1.1.4 New and revised test methods

1.1.4.1 End-to-End testing

The testing specified in [VSS2002] and [VVSG2005] is not required to be end-to-end but may bypass portions of the system that would be exercised during an actual election ([VVSG2005] II.1.8.2.3).

The use of text fixtures that bypass portions of the system may lower costs and/or increase convenience, but the validity of the resulting testing is difficult to defend. If a discrepancy arose between the results reported by test labs and those found in state acceptance tests, it would likely be attributable to this practice.

Language permitting the use of simulation devices to accelerate the testing process has been tightened to prohibit bypassing portions of the voting system that would be exercised in an actual election, with few exceptions (Part 3: 2.5.3 "Test fixtures"), and a volume test analogous to the California Volume Reliability Testing Protocol [CA06] has been specified (Requirement Part 3: 5.2.3-D).

1 Comment

Comment by Cem Kaner (Academic)

While much testing should certainly be done end-to-end, it is not necessary to run every test end-to-end. Independent testing imposes an enormous cost on the voting equipment. It is important to consider the cost-benefit considerations for individual tests. The more expensive we make each test, the smaller the set of tests we can rationally impose on the vendor. Allowing the public to obtain these systems and run their own tests will create an important additional source of end-to-end tests. Given public and researcher interest in these systems, such testing will probably be far more varied (and thus a richer sample) than can be achieved by the test lab anyway. .......... (Affiliation Note: IEEE representative to TGDC)

1.1.4.2 Reliability, accuracy, and probability of misfeed

Previous versions of these Guidelines specified a Probability Ratio Sequential Test [Wald47][Epstein55][MIL96] for assessment of reliability and accuracy. No test was specified for assessment of probability of misfeed, though it would have been analogous.

The Probability Ratio Sequential Tests for reliability and accuracy ran concurrent with the temperature and power variation test. There was no specified way to assess errors and failures observed during other portions of the test campaign.

Reliability, accuracy, and probability of misfeed are now assessed using data collected through the course of the entire test campaign. This increases the amount of data available for assessment of conformity to these performance requirements without necessarily increasing the duration of testing.

1.1.4.3 Open-ended vulnerability testing

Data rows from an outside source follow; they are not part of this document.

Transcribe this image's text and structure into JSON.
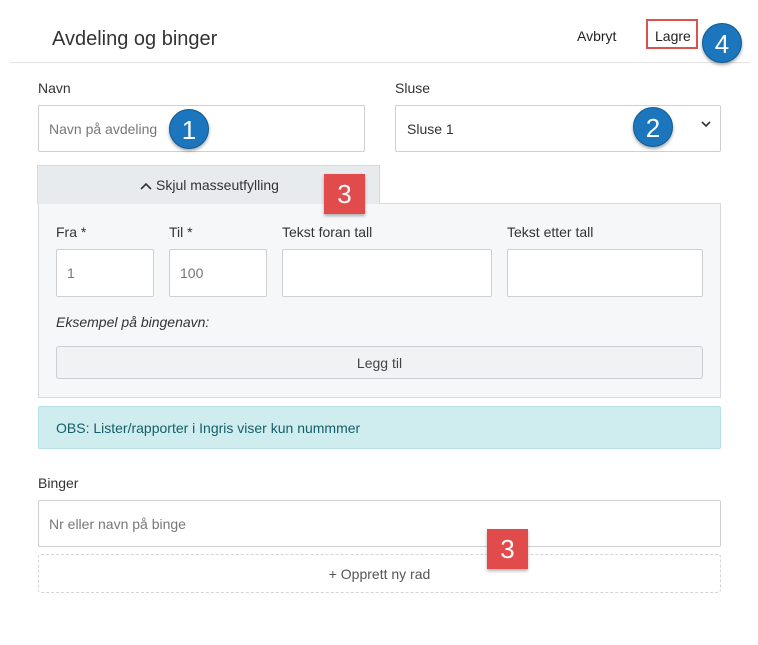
{
  "header": {
    "title": "Avdeling og binger",
    "cancel_label": "Avbryt",
    "save_label": "Lagre"
  },
  "form": {
    "name_label": "Navn",
    "name_placeholder": "Navn på avdeling",
    "lock_label": "Sluse",
    "lock_value": "Sluse 1"
  },
  "mass_fill": {
    "toggle_label": "Skjul masseutfylling",
    "from_label": "Fra *",
    "from_value": "1",
    "to_label": "Til *",
    "to_value": "100",
    "prefix_label": "Tekst foran tall",
    "suffix_label": "Tekst etter tall",
    "example_label": "Eksempel på bingenavn:",
    "add_label": "Legg til"
  },
  "notice": "OBS: Lister/rapporter i Ingris viser kun nummmer",
  "bins": {
    "label": "Binger",
    "placeholder": "Nr eller navn på binge",
    "new_row_label": "+ Opprett ny rad"
  },
  "callouts": {
    "badge_1": "1",
    "badge_2": "2",
    "badge_3a": "3",
    "badge_3b": "3",
    "badge_4": "4"
  },
  "colors": {
    "callout_circle": "#1b76bd",
    "callout_square": "#e24b4b",
    "save_highlight": "#d9534f",
    "notice_bg": "#cfecef"
  },
  "icons": {
    "toggle": "chevron-up-icon",
    "select": "chevron-down-icon"
  }
}
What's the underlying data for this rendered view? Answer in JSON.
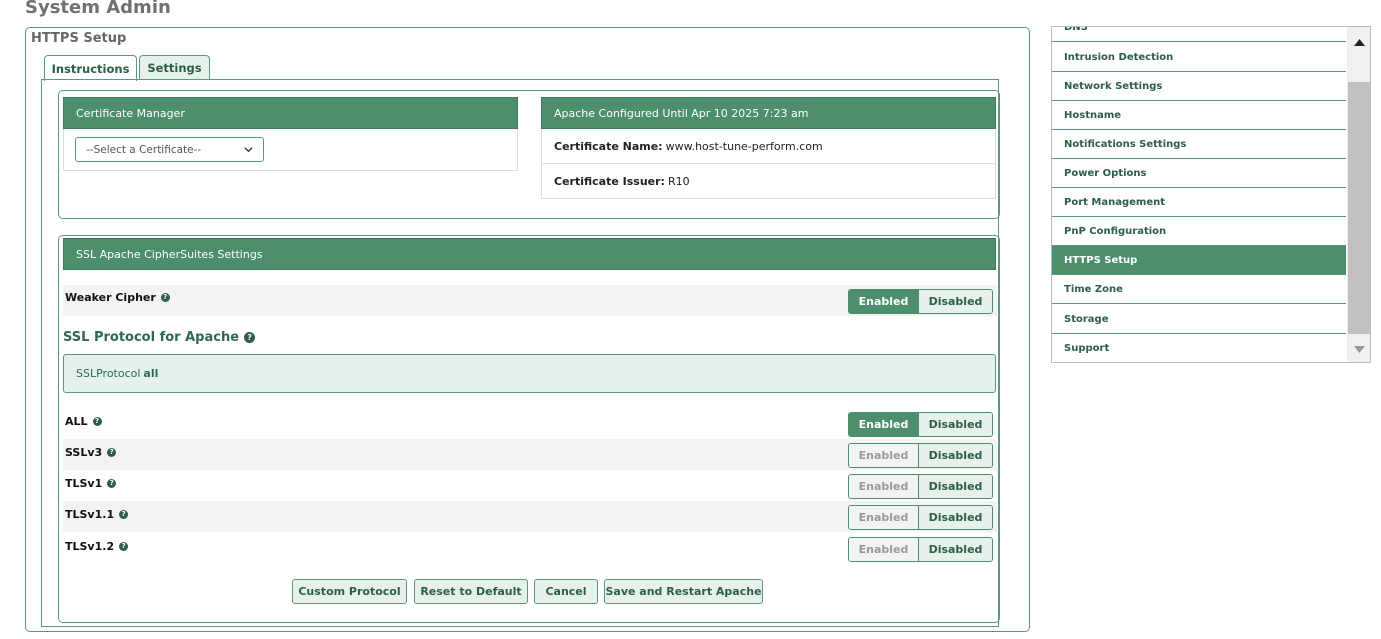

This version adds Open Ended Vulnerability Testing (OEVT) as a test method. OEVT is akin to vulnerability penetration testing, conducted by a team of testers in an open-ended fashion not necessarily constrained with a test script. The goal of OEVT is to discover architecture, design and implementation flaws in the system that may not be detected using systematic functional, reliability, and security testing and which may be exploited to change the outcome of an election, interfere with voters’ ability to cast ballots or have their votes counted during an election or compromise the secrecy of vote.

OEVT is generally not called out in Test reference: fields; the assumption is that any requirement in the VVSG or aspect of voting system operations is "fair game" for OEVT. In particular, OEVT should be useful for testing those requirements that require source code inspection as a test method.

1 Comment

Comment by Cem Kaner (Academic)

The more common name for open-ended testing is exploratory testing. This is commonly done in the testing of any attribute of computer software. There is widespread belief among practitioners, including plenty of experience reports at practitioner conferences, that exploratory testing yields many more failures than running the same sequence of regression tests time and again. The need for skilled exploratory testing in the lab will be significantly reduced if public testing is made possible. .......... The inevitable arguments about whether a test lab's exploratory testing was sufficiently skilled and was run for a sufficient time will also be reduced by public testing, which will be a significant separate source of open-ended tests. .......... (Affiliation Note: IEEE representative to TGDC)